- “You're entitled to your own opinions, but you're not entitled to your own facts.” ~ Senator Daniel Patrick Moynihan
- “Facts are stubborn.”
- “It ain't what you don't know that gets you into trouble.
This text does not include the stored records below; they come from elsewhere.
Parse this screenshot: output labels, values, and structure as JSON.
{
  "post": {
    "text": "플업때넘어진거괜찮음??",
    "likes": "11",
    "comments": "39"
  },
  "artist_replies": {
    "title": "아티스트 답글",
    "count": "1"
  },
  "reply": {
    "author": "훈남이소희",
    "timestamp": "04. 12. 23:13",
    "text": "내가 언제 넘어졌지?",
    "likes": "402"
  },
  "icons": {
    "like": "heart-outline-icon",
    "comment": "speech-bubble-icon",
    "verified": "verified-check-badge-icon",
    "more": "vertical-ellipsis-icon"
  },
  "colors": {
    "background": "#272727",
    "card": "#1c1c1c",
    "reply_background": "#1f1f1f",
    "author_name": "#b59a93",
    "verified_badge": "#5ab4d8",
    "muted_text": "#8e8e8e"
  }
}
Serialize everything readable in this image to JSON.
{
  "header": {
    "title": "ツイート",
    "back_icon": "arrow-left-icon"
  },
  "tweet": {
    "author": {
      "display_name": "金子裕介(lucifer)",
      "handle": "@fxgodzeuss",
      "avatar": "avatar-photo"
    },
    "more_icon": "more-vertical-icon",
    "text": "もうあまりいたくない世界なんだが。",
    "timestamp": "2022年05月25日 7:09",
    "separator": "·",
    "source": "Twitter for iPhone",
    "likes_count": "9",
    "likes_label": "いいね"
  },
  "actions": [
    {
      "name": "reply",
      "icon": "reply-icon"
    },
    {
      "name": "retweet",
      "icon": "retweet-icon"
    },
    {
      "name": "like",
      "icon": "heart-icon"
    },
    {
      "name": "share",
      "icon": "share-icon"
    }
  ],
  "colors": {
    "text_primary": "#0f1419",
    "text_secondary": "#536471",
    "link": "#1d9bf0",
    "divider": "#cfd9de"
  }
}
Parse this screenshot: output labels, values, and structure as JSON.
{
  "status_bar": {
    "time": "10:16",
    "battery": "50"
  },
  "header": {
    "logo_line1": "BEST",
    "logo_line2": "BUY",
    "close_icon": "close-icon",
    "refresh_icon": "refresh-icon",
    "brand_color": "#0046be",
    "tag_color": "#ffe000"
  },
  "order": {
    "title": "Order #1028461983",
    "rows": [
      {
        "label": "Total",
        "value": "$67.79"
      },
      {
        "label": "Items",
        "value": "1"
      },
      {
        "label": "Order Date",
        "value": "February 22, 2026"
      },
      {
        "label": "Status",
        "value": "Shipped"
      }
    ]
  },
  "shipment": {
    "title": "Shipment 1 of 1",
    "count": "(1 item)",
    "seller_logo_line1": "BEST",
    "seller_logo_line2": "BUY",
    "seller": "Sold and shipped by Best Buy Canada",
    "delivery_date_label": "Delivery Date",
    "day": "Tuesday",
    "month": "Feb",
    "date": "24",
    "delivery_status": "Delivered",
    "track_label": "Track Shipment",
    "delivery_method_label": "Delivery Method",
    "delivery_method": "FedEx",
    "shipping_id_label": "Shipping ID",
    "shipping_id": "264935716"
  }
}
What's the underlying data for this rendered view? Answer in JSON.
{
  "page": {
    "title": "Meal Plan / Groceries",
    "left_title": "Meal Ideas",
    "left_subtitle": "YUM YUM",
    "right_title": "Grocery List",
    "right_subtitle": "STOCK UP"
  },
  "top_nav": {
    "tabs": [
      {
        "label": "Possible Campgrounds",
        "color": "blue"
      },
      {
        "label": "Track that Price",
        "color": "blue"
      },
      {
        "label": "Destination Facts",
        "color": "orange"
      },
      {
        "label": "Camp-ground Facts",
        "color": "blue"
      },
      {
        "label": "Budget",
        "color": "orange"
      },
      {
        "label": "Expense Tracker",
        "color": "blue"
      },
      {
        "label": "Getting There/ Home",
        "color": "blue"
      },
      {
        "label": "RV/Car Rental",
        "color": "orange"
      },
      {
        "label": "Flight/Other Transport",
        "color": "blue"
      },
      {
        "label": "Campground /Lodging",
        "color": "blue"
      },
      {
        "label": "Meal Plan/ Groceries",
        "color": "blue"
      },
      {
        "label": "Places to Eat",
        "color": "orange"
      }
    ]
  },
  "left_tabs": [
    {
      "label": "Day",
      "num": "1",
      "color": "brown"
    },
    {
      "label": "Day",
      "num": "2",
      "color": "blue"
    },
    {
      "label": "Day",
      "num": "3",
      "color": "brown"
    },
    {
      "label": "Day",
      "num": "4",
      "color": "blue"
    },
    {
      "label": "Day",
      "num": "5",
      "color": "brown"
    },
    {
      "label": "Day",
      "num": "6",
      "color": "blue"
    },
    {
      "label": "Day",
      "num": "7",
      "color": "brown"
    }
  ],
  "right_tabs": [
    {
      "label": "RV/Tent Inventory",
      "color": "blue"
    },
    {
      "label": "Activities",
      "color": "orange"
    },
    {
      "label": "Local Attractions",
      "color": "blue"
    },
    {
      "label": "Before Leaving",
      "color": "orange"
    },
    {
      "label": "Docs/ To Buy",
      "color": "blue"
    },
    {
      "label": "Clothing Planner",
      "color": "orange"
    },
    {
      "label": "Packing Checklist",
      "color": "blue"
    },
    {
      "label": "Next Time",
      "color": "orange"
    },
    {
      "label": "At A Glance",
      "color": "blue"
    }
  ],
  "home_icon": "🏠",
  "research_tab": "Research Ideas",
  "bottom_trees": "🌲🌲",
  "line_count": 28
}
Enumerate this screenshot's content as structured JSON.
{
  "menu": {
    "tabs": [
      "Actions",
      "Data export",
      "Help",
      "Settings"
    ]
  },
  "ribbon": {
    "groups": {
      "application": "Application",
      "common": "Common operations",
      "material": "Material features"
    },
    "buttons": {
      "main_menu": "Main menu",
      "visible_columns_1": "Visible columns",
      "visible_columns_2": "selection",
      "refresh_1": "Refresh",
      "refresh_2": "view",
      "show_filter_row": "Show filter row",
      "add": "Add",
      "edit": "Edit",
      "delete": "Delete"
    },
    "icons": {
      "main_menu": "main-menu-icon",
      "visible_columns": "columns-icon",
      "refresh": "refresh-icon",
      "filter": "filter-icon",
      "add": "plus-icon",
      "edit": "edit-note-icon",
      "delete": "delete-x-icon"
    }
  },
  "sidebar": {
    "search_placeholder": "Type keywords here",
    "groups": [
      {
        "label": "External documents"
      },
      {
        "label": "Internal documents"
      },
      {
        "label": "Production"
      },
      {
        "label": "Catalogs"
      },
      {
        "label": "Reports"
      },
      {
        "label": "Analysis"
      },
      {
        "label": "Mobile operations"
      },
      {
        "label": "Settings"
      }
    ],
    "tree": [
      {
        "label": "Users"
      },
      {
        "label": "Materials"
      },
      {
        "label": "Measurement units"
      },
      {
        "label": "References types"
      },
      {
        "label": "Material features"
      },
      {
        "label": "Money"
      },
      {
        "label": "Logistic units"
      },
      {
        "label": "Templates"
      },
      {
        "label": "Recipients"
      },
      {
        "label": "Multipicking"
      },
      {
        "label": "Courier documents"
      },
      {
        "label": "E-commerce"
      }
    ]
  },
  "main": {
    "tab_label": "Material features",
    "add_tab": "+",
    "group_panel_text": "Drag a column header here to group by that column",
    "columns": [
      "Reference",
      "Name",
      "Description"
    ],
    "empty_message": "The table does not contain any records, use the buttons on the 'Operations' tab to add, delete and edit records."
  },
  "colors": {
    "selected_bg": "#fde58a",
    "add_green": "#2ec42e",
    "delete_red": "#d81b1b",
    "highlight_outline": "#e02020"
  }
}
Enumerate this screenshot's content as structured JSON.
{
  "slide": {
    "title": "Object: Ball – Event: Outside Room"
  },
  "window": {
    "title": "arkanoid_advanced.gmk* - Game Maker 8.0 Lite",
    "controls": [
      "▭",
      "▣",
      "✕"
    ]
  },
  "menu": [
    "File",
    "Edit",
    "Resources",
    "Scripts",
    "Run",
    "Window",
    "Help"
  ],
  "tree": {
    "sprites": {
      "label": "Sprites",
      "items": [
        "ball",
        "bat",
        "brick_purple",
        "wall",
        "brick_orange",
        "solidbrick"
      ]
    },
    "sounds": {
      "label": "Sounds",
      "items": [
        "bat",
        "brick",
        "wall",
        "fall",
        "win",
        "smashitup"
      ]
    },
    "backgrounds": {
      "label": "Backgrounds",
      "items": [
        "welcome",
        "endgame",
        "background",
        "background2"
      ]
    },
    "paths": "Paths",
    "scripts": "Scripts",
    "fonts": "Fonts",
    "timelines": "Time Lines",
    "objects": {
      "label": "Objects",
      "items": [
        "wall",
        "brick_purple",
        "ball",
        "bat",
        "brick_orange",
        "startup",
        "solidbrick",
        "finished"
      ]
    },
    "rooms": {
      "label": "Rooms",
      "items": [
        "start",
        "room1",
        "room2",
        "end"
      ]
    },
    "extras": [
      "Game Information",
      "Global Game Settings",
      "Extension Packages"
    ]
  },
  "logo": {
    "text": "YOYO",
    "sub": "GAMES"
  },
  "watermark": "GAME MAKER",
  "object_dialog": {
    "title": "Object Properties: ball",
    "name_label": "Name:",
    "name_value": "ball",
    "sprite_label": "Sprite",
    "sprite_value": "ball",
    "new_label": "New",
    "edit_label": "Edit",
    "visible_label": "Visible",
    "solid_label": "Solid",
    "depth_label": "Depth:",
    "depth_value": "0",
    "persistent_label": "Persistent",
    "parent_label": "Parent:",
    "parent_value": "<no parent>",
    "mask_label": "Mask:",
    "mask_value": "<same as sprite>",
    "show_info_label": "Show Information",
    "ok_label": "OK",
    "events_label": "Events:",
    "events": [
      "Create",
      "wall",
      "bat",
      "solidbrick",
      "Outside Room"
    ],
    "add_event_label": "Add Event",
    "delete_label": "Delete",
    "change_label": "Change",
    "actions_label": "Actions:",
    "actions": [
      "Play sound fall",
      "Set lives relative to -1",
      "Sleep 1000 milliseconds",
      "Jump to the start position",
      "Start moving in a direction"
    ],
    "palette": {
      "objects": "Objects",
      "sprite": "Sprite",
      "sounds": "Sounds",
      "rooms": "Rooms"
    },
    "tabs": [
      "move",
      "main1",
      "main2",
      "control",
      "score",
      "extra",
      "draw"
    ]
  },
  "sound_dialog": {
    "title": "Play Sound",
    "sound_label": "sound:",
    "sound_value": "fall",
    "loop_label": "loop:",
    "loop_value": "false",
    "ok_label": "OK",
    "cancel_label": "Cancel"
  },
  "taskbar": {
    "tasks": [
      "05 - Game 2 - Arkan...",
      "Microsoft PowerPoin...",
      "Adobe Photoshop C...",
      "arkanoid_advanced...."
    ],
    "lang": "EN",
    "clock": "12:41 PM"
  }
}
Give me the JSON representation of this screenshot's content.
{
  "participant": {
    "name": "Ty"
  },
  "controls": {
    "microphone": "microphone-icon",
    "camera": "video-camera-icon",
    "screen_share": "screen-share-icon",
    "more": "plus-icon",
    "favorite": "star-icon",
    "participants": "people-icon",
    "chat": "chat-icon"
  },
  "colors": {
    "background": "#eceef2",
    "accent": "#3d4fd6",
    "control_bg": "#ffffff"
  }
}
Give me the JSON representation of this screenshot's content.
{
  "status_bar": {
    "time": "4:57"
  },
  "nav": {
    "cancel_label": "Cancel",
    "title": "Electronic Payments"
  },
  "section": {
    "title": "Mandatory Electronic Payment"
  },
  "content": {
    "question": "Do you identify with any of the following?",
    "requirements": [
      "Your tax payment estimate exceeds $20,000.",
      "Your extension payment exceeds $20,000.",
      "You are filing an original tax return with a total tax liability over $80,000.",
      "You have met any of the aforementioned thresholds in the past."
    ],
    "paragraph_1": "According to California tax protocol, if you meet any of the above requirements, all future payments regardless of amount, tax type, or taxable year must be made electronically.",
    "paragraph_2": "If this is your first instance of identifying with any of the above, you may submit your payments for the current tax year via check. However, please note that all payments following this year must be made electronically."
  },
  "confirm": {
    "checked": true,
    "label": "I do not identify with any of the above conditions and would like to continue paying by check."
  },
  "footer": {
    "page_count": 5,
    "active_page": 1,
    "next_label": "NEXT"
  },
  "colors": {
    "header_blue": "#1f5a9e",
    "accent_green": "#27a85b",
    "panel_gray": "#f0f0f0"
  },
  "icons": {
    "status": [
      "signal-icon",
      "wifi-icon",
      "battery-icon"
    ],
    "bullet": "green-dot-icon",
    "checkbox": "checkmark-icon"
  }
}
It's what you know for sure that just ain't so.” ~ Mark Twain
- “The source of all problems today comes from the gap between how we think and how nature works” ~ Gregory Bateson
- “The quality of our thinking is given in the quality of our questions ~ Linda Elder, Foundation for Critical Thinking
- “Trust and verify.” ~ Ronald Reagan.
- “Eschew obfuscation.”
- “The further you get from power the closer you get to the truth” ~ Bill Moyers
- “It is not obvious what is obvious.”
- “A lie unchallenged becomes the truth.” ~
- “Truth is strong enough by itself to convince, and should never be imposed by force.” ~ Matthieu Richard
- “Our questions cleanse our answers.” ~ Krista Tippett
- “Seek truth from facts.” ~
- “When all else fails, men turn to reason.“ ~ Abba Eban
- “To argue with a person who has renounced the use of reason is like administering medicine to the dead.” ~ Thomas Pain
- “Reality is always your friend.”
- “Character is tested whenever power clashes with evidence.” ~ Leland R. Beaumont
- “For a successful technology, reality must take precedence over public relations, for Nature cannot be fooled.” ~ Richard P. Feynman
A Rulebook for Arguments, by Anthony Weston
Influence: The Psychology of Persuasion, by Robert B. Cialdini
Telling Lies: Clues to Deceit in the Marketplace, Politics, and Marriage, by Paul Ekman
Root Cause Analysis : A Tool for Total Quality Management, by Paul F. Wilson
Introduction to Logic, by Irving M. Copi, Carl Cohen
Principles of logic, by Alex C Michalos
Six Thinking Hats: An essential approach to business management, by Edward de Bono
An Encyclopedia of Claims, Frauds, and Hoaxes of the Occult and Supernatural, by The James Randi Educational Foundation
Extraordinary Popular Delusions & the Madness of Crowds, by Charles Mackay
Breaking the Spell: Religion as a Natural Phenomenon, by Daniel C. Dennett
The Skeptic Reading Room Materials that may help you separate fact from fiction and manage the level of skepticism you are comfortable with.
The Emperor’s New Suit, by Hans Christian Andersen
Tools of Thinking: Understanding the World Through Experience and Reason, video course taught by James Hall, University of Richmond
On Bullshit, by Harry G. Frankfurt
Six Pillars of Self-Esteem, by Nathaniel Branden
The Theory of Knowledge, Bertrand Russell (1926), for The Encyclopaedia Britannica
Galileo and the Inquisition, by Jose Wudka
Galileo and the Church, by Julian A. Smith
All the President's Men, by Bob Woodward, Carl Bernstein
The Foundation and Center for Critical Thinking aim to improve instruction in primary and secondary schools, colleges and universities.
Maps of Bounded Rationality: A Perspective on Intuitive Judgment and Choice, Nobel Prize Lecture, December 8, 2002 by Daniel Kahneman
The Emperor’s Dilemma: A Computational Model of Self-Enforcing Norms, by Damon Centola, Robb Willer, and Michael Macy